ECtHR Rules Against Georgia in 2016 Police Chase Death Case

The European Court of Human Rights (ECtHR) held Georgia responsible for the violation of the procedural limb of Article 2 of the Convention for the Protection of Human Rights and Fundamental Freedoms concerning the right to life in the case of Z.E.’s death related to police chase in 2016, ordering the country to pay the compensation of EUR 12,000 to the mother of the deceased. The Court’s judgement was published on February 22, 2024.

On August 1, 2016, Z.E. was reportedly driving at a high speed along the Mtkvari River in Tbilisi when police ordered him to pull over. He didn’t obey, accelerated, and crashed into a parked van. He then fled, the officers gave chase but lost him in dark. In the meantime, five more police patrol vehicles stopped at the scene of the incident. All of the police officers present searched again for Z.E. at the scene but could not find him in the dark. The police officers then left the scene, and Z.E.’s car was removed to a police car park.
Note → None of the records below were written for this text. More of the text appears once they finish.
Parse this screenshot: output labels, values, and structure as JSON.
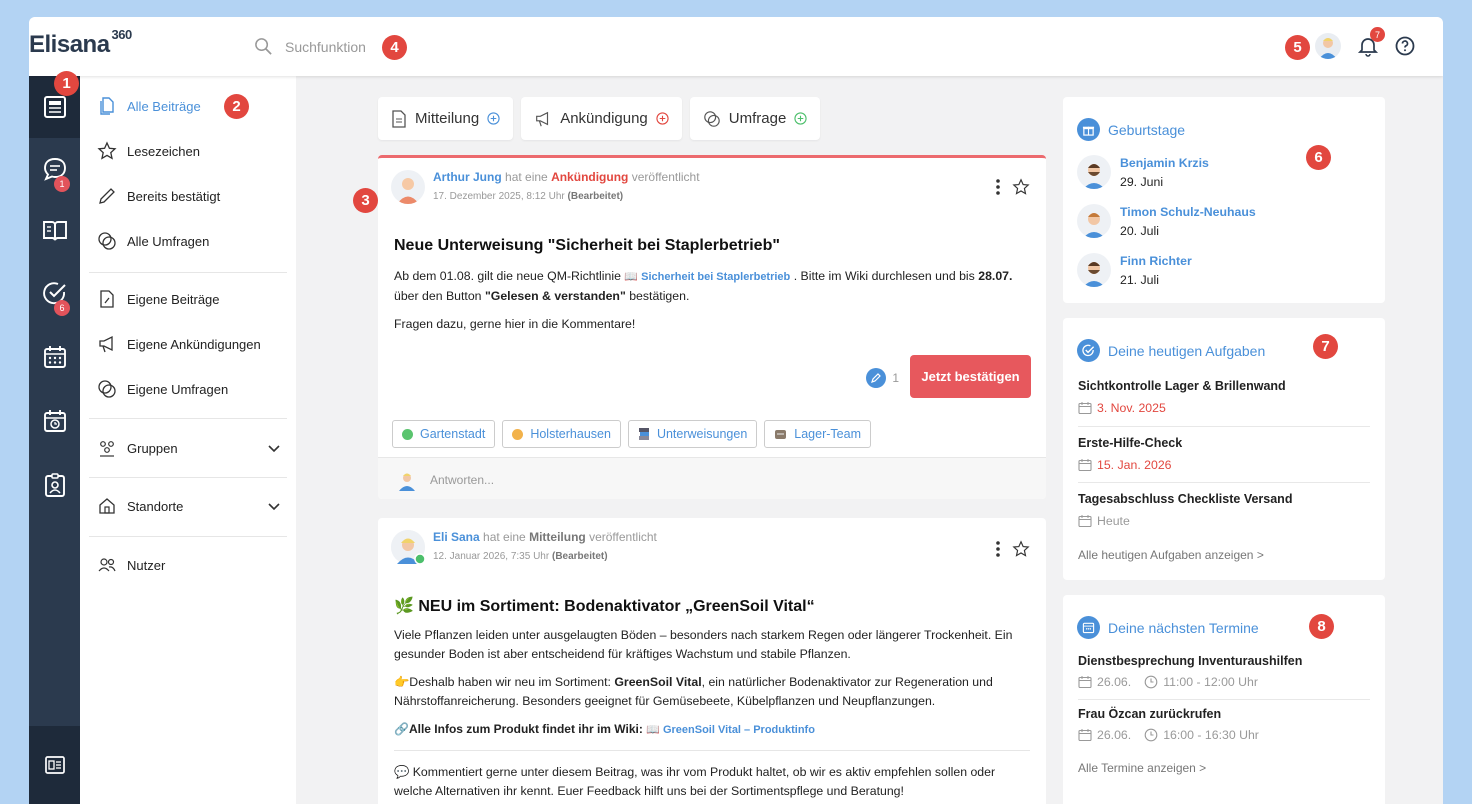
{
  "app": {
    "logo": "Elisana",
    "logo_sup": "360"
  },
  "search": {
    "placeholder": "Suchfunktion"
  },
  "markers": [
    "1",
    "2",
    "3",
    "4",
    "5",
    "6",
    "7",
    "8"
  ],
  "notifications": {
    "count": "7"
  },
  "rail": {
    "chat_badge": "1",
    "tasks_badge": "6"
  },
  "subnav": {
    "all_posts": "Alle Beiträge",
    "bookmarks": "Lesezeichen",
    "confirmed": "Bereits bestätigt",
    "all_polls": "Alle Umfragen",
    "own_posts": "Eigene Beiträge",
    "own_announcements": "Eigene Ankündigungen",
    "own_polls": "Eigene Umfragen",
    "groups": "Gruppen",
    "locations": "Standorte",
    "users": "Nutzer"
  },
  "post_buttons": {
    "message": "Mitteilung",
    "announcement": "Ankündigung",
    "poll": "Umfrage"
  },
  "post1": {
    "author": "Arthur Jung",
    "pre": "hat eine",
    "type": "Ankündigung",
    "post": "veröffentlicht",
    "date": "17. Dezember 2025, 8:12 Uhr",
    "edited": "(Bearbeitet)",
    "title": "Neue Unterweisung \"Sicherheit bei Staplerbetrieb\"",
    "p1a": "Ab dem 01.08. gilt die neue QM-Richtlinie ",
    "p1link": "📖 Sicherheit bei Staplerbetrieb",
    "p1b": " . Bitte im Wiki durchlesen und bis ",
    "p1date": "28.07.",
    "p1c": "über den Button ",
    "p1btn": "\"Gelesen & verstanden\"",
    "p1d": " bestätigen.",
    "p2": "Fragen dazu, gerne hier in die Kommentare!",
    "confirm_count": "1",
    "confirm_label": "Jetzt bestätigen",
    "tags": [
      "Gartenstadt",
      "Holsterhausen",
      "Unterweisungen",
      "Lager-Team"
    ],
    "reply_placeholder": "Antworten..."
  },
  "post2": {
    "author": "Eli Sana",
    "pre": "hat eine",
    "type": "Mitteilung",
    "post": "veröffentlicht",
    "date": "12. Januar 2026, 7:35 Uhr",
    "edited": "(Bearbeitet)",
    "title": "🌿 NEU im Sortiment: Bodenaktivator „GreenSoil Vital“",
    "p1": "Viele Pflanzen leiden unter ausgelaugten Böden – besonders nach starkem Regen oder längerer Trockenheit. Ein gesunder Boden ist aber entscheidend für kräftiges Wachstum und stabile Pflanzen.",
    "p2a": "👉Deshalb haben wir neu im Sortiment: ",
    "p2b": "GreenSoil Vital",
    "p2c": ", ein natürlicher Bodenaktivator zur Regeneration und Nährstoffanreicherung. Besonders geeignet für Gemüsebeete, Kübelpflanzen und Neupflanzungen.",
    "p3a": "🔗Alle Infos zum Produkt findet ihr im Wiki: ",
    "p3link": "📖 GreenSoil Vital – Produktinfo",
    "p4": "💬 Kommentiert gerne unter diesem Beitrag, was ihr vom Produkt haltet, ob wir es aktiv empfehlen sollen oder welche Alternativen ihr kennt. Euer Feedback hilft uns bei der Sortimentspflege und Beratung!"
  },
  "birthdays": {
    "title": "Geburtstage",
    "items": [
      {
        "name": "Benjamin Krzis",
        "date": "29. Juni"
      },
      {
        "name": "Timon Schulz-Neuhaus",
        "date": "20. Juli"
      },
      {
        "name": "Finn Richter",
        "date": "21. Juli"
      }
    ]
  },
  "tasks": {
    "title": "Deine heutigen Aufgaben",
    "items": [
      {
        "title": "Sichtkontrolle Lager & Brillenwand",
        "date": "3. Nov. 2025"
      },
      {
        "title": "Erste-Hilfe-Check",
        "date": "15. Jan. 2026"
      },
      {
        "title": "Tagesabschluss Checkliste Versand",
        "date": "Heute"
      }
    ],
    "link": "Alle heutigen Aufgaben anzeigen >"
  },
  "appointments": {
    "title": "Deine nächsten Termine",
    "items": [
      {
        "title": "Dienstbesprechung Inventuraushilfen",
        "date": "26.06.",
        "time": "11:00 - 12:00 Uhr"
      },
      {
        "title": "Frau Özcan zurückrufen",
        "date": "26.06.",
        "time": "16:00 - 16:30 Uhr"
      }
    ],
    "link": "Alle Termine anzeigen >"
  },
  "colors": {
    "accent": "#4a90d9",
    "rail": "#2b3a4e",
    "red": "#e2473f",
    "confirm": "#e7585d"
  }
}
Later on August 3, 2016, Z.E.’s body was found in the river, and a criminal investigation into inciting suicide started. Z.E.’ s death was ruled as asphyxia due to suffocation in water. The investigation is ongoing, and no charges have been filed.

In September 2021, Z.E.’s mother complained to ECtHR under Articles 2 and 13 of the Convention about the death of her son and the lack of an effective investigation in that respect. “Being master of the characterisation to be given in law to the facts of the case,” the Court considered that the complaint had to be examined solely under Article 2. The Georgian government argued that the complaint was inadmissible for failure to comply with the six-month time-limit or as being premature, but the Court dismissed both inadmissibility please.
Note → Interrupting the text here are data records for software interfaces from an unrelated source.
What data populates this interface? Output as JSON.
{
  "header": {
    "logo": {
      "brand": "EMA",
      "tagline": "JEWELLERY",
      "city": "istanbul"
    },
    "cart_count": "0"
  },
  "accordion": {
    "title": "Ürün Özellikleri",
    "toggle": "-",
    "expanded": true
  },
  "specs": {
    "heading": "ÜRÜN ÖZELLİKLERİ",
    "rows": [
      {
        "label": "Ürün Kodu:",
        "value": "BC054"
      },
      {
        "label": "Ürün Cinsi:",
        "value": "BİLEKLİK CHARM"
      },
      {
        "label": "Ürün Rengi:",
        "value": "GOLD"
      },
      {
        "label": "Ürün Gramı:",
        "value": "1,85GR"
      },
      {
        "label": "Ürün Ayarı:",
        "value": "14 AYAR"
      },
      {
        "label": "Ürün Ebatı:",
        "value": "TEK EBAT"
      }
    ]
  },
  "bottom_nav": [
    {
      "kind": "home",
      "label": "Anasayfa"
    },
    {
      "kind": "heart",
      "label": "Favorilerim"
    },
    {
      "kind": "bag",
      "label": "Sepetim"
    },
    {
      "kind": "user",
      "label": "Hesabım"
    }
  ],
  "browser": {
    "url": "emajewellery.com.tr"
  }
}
The Court held that the police initiated an investigation into Z.E.’s death without a delay and conducted several timely and pertinent investigative actions. However, the court pointed out that Georgia’s domestic laws require investigations into potential police crimes to be handled by the Prosecutor’s Office. Despite this, the investigation of this specific case was entrusted to the police and not the Prosecutor’s Office.

The Court also noted that the investigation was taken over by the Prosecutor’s Office only fifteen months later, meaning that “the most crucial stage of the investigation was conducted by an authority lacking sufficient independence from the police officers whose responsibility might have been engaged in the incident.”

Among other challenges of the investigation, the ECtHR emphasized the “unsatisfactory” and the “belated” gathering and handling of the potentially important CCTV evidence, inconsistency between the statements of the police officers and the traffic accident report, as well as the unjustified delay of questioning of the remaining police officers.

The ECtHR also held that the Georgian government has been unable to justify the protraction of the investigation, which is a “recurrent” problem particularly concerning investigations involving the law enforcement representatives.

“The foregoing considerations are sufficient for the Court to conclude that the criminal investigation into the death of the applicant’s son has not been effective,” the Court said “As regards the issue of the alleged responsibility of the respondent State for the death of the applicant’s son” the Court considered that it’s not in a position to reach any definite findings under the substantive limb of Article 2 of the Convention and did not examine the complaint.

This post is also available in: ქართული (Georgian) Русский (Russian)


Back to top button